Records for the task Block Start

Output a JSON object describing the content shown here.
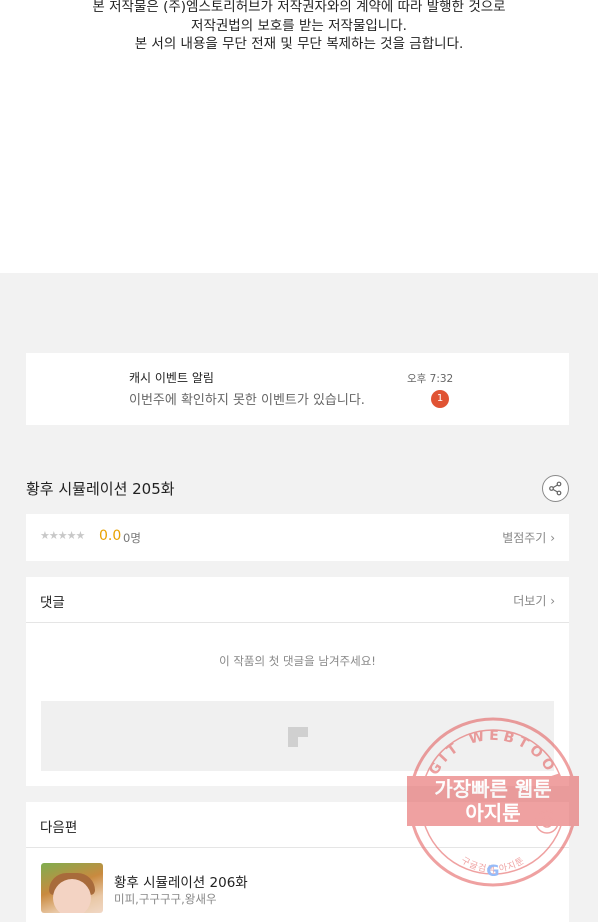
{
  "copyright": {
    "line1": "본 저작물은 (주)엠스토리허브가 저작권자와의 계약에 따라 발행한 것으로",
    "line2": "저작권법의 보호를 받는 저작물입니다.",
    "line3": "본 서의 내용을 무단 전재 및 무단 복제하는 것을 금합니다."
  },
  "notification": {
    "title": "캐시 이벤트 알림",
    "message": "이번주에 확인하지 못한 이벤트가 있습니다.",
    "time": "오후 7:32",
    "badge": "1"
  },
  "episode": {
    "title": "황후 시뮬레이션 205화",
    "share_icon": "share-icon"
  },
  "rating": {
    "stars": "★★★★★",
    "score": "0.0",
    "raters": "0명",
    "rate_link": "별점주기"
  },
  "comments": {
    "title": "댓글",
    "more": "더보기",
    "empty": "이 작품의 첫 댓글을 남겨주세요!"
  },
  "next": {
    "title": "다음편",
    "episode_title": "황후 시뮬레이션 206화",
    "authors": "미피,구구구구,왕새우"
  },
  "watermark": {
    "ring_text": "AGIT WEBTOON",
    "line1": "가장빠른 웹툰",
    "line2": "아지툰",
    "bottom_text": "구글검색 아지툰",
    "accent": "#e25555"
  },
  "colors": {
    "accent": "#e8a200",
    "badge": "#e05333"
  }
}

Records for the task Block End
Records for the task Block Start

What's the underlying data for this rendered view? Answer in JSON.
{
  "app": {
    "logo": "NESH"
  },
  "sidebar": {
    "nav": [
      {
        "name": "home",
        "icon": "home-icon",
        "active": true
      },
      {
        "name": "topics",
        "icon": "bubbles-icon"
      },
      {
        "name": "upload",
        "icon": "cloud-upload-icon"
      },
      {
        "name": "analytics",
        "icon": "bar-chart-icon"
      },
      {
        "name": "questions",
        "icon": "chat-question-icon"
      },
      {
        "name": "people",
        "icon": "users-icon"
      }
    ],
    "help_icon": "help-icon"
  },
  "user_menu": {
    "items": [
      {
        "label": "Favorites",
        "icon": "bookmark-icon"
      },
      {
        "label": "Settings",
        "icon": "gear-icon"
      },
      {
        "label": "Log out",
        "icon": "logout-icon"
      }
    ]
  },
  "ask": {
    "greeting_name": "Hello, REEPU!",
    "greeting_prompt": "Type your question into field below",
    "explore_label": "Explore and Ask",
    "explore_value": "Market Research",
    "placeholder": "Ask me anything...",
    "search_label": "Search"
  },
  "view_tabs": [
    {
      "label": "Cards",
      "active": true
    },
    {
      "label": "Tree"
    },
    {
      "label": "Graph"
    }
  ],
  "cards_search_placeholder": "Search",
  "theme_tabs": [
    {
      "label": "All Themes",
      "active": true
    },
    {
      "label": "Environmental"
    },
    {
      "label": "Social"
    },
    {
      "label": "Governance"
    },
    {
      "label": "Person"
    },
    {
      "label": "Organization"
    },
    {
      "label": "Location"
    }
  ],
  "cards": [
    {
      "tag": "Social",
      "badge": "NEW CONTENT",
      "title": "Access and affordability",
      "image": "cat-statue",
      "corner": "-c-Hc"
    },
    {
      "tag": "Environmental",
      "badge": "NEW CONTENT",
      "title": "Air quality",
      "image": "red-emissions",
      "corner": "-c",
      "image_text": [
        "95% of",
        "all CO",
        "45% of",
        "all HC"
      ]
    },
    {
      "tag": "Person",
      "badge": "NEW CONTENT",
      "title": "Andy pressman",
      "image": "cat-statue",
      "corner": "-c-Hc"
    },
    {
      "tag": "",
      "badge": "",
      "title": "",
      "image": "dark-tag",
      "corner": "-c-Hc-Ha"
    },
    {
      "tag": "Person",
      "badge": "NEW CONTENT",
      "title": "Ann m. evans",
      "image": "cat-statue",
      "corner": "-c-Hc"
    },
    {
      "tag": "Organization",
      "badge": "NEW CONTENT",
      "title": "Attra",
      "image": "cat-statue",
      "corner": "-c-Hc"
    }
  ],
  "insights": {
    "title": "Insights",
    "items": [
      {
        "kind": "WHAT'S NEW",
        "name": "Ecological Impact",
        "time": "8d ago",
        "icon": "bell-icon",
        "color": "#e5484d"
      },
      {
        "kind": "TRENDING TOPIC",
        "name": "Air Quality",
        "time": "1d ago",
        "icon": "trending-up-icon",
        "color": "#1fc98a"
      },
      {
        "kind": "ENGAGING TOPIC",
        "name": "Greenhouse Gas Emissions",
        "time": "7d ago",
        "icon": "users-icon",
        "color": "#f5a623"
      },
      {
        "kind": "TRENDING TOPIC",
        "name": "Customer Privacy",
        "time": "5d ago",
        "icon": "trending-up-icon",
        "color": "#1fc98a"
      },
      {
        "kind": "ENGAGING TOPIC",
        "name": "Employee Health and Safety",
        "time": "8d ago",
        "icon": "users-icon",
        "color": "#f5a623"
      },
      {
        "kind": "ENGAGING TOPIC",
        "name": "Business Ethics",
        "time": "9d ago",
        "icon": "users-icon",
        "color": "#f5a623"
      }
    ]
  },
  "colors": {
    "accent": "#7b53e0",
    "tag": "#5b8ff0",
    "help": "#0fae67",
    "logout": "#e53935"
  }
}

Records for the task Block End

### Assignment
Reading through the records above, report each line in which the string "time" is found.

### Your response
    "time": "오후 7:32",
        "time": "8d ago",
        "time": "1d ago",
        "time": "7d ago",
        "time": "5d ago",
        "time": "8d ago",
        "time": "9d ago",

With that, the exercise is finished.